Estimating returns per year by scaling them using the returns of an index

Dear geniuses,

I'm doing research on some return series covering different periods. My data consists of transactions and I can thus calculate the returns on individual transaction pairs.
As I want to compare the returns per period, but most transactions overlap periods I would like to split/estimate the returns per period.
I first did this assuming the returns are exponentially increasing over the whole transaction time, and then calculated the return per period by looking at the number of years of the transaction that fall in the period.

However, the assumption that the increase is the same in each year is rather big. Therefore, I would like to give it a more realistic division by looking at an index that is constructed using the same data. (It concerns housing prices over 100 years). So I want to divide the returns of each transaction to the periods it overlaps assuming the returns took the same path as the returns of the index.

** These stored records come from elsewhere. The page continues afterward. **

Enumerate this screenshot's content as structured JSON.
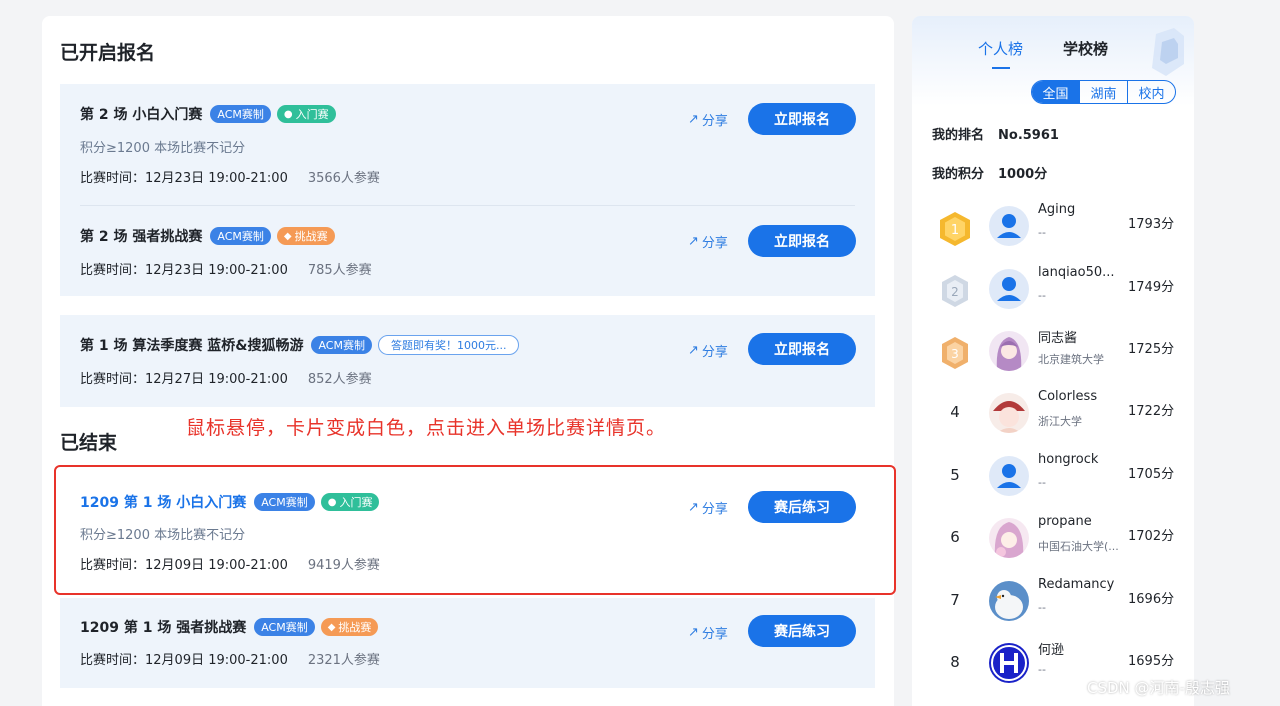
{
  "open": {
    "heading": "已开启报名",
    "contests": [
      {
        "title": "第 2 场 小白入门赛",
        "tags": [
          {
            "kind": "acm",
            "label": "ACM赛制"
          },
          {
            "kind": "entry",
            "label": "入门赛"
          }
        ],
        "sub": "积分≥1200 本场比赛不记分",
        "time": "比赛时间：12月23日 19:00-21:00",
        "count": "3566人参赛",
        "share": "分享",
        "button": "立即报名"
      },
      {
        "title": "第 2 场 强者挑战赛",
        "tags": [
          {
            "kind": "acm",
            "label": "ACM赛制"
          },
          {
            "kind": "chal",
            "label": "挑战赛"
          }
        ],
        "time": "比赛时间：12月23日 19:00-21:00",
        "count": "785人参赛",
        "share": "分享",
        "button": "立即报名"
      },
      {
        "title": "第 1 场 算法季度赛 蓝桥&搜狐畅游",
        "tags": [
          {
            "kind": "acm",
            "label": "ACM赛制"
          },
          {
            "kind": "prize",
            "label": "答题即有奖！1000元..."
          }
        ],
        "time": "比赛时间：12月27日 19:00-21:00",
        "count": "852人参赛",
        "share": "分享",
        "button": "立即报名"
      }
    ]
  },
  "ended": {
    "heading": "已结束",
    "contests": [
      {
        "title": "1209 第 1 场 小白入门赛",
        "tags": [
          {
            "kind": "acm",
            "label": "ACM赛制"
          },
          {
            "kind": "entry",
            "label": "入门赛"
          }
        ],
        "sub": "积分≥1200 本场比赛不记分",
        "time": "比赛时间：12月09日 19:00-21:00",
        "count": "9419人参赛",
        "share": "分享",
        "button": "赛后练习"
      },
      {
        "title": "1209 第 1 场 强者挑战赛",
        "tags": [
          {
            "kind": "acm",
            "label": "ACM赛制"
          },
          {
            "kind": "chal",
            "label": "挑战赛"
          }
        ],
        "time": "比赛时间：12月09日 19:00-21:00",
        "count": "2321人参赛",
        "share": "分享",
        "button": "赛后练习"
      }
    ]
  },
  "annotation": "鼠标悬停，卡片变成白色，点击进入单场比赛详情页。",
  "sidebar": {
    "tabs": [
      "个人榜",
      "学校榜"
    ],
    "scopes": [
      "全国",
      "湖南",
      "校内"
    ],
    "my_rank_label": "我的排名",
    "my_rank_value": "No.5961",
    "my_score_label": "我的积分",
    "my_score_value": "1000分",
    "ranking": [
      {
        "rank": "1",
        "name": "Aging",
        "school": "--",
        "score": "1793分",
        "avatar": "default"
      },
      {
        "rank": "2",
        "name": "lanqiao50...",
        "school": "--",
        "score": "1749分",
        "avatar": "default"
      },
      {
        "rank": "3",
        "name": "同志酱",
        "school": "北京建筑大学",
        "score": "1725分",
        "avatar": "anime-purple"
      },
      {
        "rank": "4",
        "name": "Colorless",
        "school": "浙江大学",
        "score": "1722分",
        "avatar": "anime-red"
      },
      {
        "rank": "5",
        "name": "hongrock",
        "school": "--",
        "score": "1705分",
        "avatar": "default"
      },
      {
        "rank": "6",
        "name": "propane",
        "school": "中国石油大学(...",
        "score": "1702分",
        "avatar": "anime-pink"
      },
      {
        "rank": "7",
        "name": "Redamancy",
        "school": "--",
        "score": "1696分",
        "avatar": "goose"
      },
      {
        "rank": "8",
        "name": "何逊",
        "school": "--",
        "score": "1695分",
        "avatar": "letter-h"
      }
    ]
  },
  "watermark": "CSDN @河南-殷志强",
  "colors": {
    "primary": "#1a73e8",
    "card_bg": "#eef4fb",
    "annotation_red": "#e8332a",
    "gold": "#f5b82e",
    "silver": "#b8c4d4",
    "bronze": "#e8a25a"
  }
}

But I have no clue how to do it in a proper way.

I've been playing around with it, but if I just calculate the fraction of the total return for each year of the index, and then multiply this by the total return of transaction pair to check, I don't get to the correct total return.

I hope you can help!

I had a spark of wisdom and solved the issue.

It was a lot simpler than expected.
RETURN_Transaction_t-t+i = RETURN_Transaction_t-tn ^ (RETURN_INDEX_t-t+i / RETURN_INDEX_t-tn)